[[ SUPPLIED ENTRIES, beginning ]]

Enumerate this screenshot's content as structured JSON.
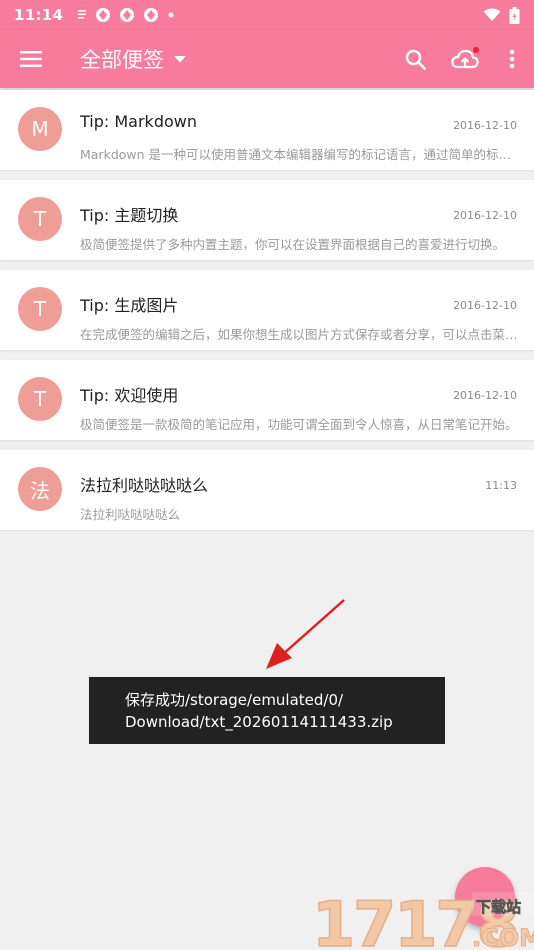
{
  "status_bar": {
    "time": "11:14",
    "icons": [
      "notes-icon",
      "app-icon",
      "app-icon",
      "app-icon",
      "dot-icon",
      "wifi-icon",
      "battery-icon"
    ]
  },
  "app_bar": {
    "title": "全部便签",
    "color": "#f77c9b",
    "actions": [
      "search-icon",
      "cloud-upload-icon",
      "more-vert-icon"
    ]
  },
  "notes": [
    {
      "avatar": "M",
      "title": "Tip: Markdown",
      "date": "2016-12-10",
      "preview": "Markdown 是一种可以使用普通文本编辑器编写的标记语言，通过简单的标记语法，它可以使普通文本内容具有一定的格式。"
    },
    {
      "avatar": "T",
      "title": "Tip: 主题切换",
      "date": "2016-12-10",
      "preview": "极简便签提供了多种内置主题，你可以在设置界面根据自己的喜爱进行切换。"
    },
    {
      "avatar": "T",
      "title": "Tip: 生成图片",
      "date": "2016-12-10",
      "preview": "在完成便签的编辑之后，如果你想生成以图片方式保存或者分享，可以点击菜单。"
    },
    {
      "avatar": "T",
      "title": "Tip: 欢迎使用",
      "date": "2016-12-10",
      "preview": "极简便签是一款极简的笔记应用，功能可谓全面到令人惊喜，从日常笔记开始。"
    },
    {
      "avatar": "法",
      "title": "法拉利哒哒哒哒么",
      "date": "11:13",
      "preview": "法拉利哒哒哒哒么"
    }
  ],
  "toast": {
    "line1": "保存成功/storage/emulated/0/",
    "line2": "Download/txt_20260114111433.zip"
  },
  "watermark": {
    "number": "17178",
    "label": "下载站",
    "suffix": ".COM"
  },
  "colors": {
    "accent": "#f77c9b",
    "avatar": "#ee9e96",
    "toast_bg": "#222222",
    "arrow": "#e02020"
  }
}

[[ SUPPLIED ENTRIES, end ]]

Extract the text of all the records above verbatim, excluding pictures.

» REPLY TO THE TASK:
Enumerate this screenshot's content as structured JSON.
{
  "status_bar": {
    "time": "11:14",
    "icons": [
      "notes-icon",
      "app-icon",
      "app-icon",
      "app-icon",
      "dot-icon",
      "wifi-icon",
      "battery-icon"
    ]
  },
  "app_bar": {
    "title": "全部便签",
    "color": "#f77c9b",
    "actions": [
      "search-icon",
      "cloud-upload-icon",
      "more-vert-icon"
    ]
  },
  "notes": [
    {
      "avatar": "M",
      "title": "Tip: Markdown",
      "date": "2016-12-10",
      "preview": "Markdown 是一种可以使用普通文本编辑器编写的标记语言，通过简单的标记语法，它可以使普通文本内容具有一定的格式。"
    },
    {
      "avatar": "T",
      "title": "Tip: 主题切换",
      "date": "2016-12-10",
      "preview": "极简便签提供了多种内置主题，你可以在设置界面根据自己的喜爱进行切换。"
    },
    {
      "avatar": "T",
      "title": "Tip: 生成图片",
      "date": "2016-12-10",
      "preview": "在完成便签的编辑之后，如果你想生成以图片方式保存或者分享，可以点击菜单。"
    },
    {
      "avatar": "T",
      "title": "Tip: 欢迎使用",
      "date": "2016-12-10",
      "preview": "极简便签是一款极简的笔记应用，功能可谓全面到令人惊喜，从日常笔记开始。"
    },
    {
      "avatar": "法",
      "title": "法拉利哒哒哒哒么",
      "date": "11:13",
      "preview": "法拉利哒哒哒哒么"
    }
  ],
  "toast": {
    "line1": "保存成功/storage/emulated/0/",
    "line2": "Download/txt_20260114111433.zip"
  },
  "watermark": {
    "number": "17178",
    "label": "下载站",
    "suffix": ".COM"
  },
  "colors": {
    "accent": "#f77c9b",
    "avatar": "#ee9e96",
    "toast_bg": "#222222",
    "arrow": "#e02020"
  }
}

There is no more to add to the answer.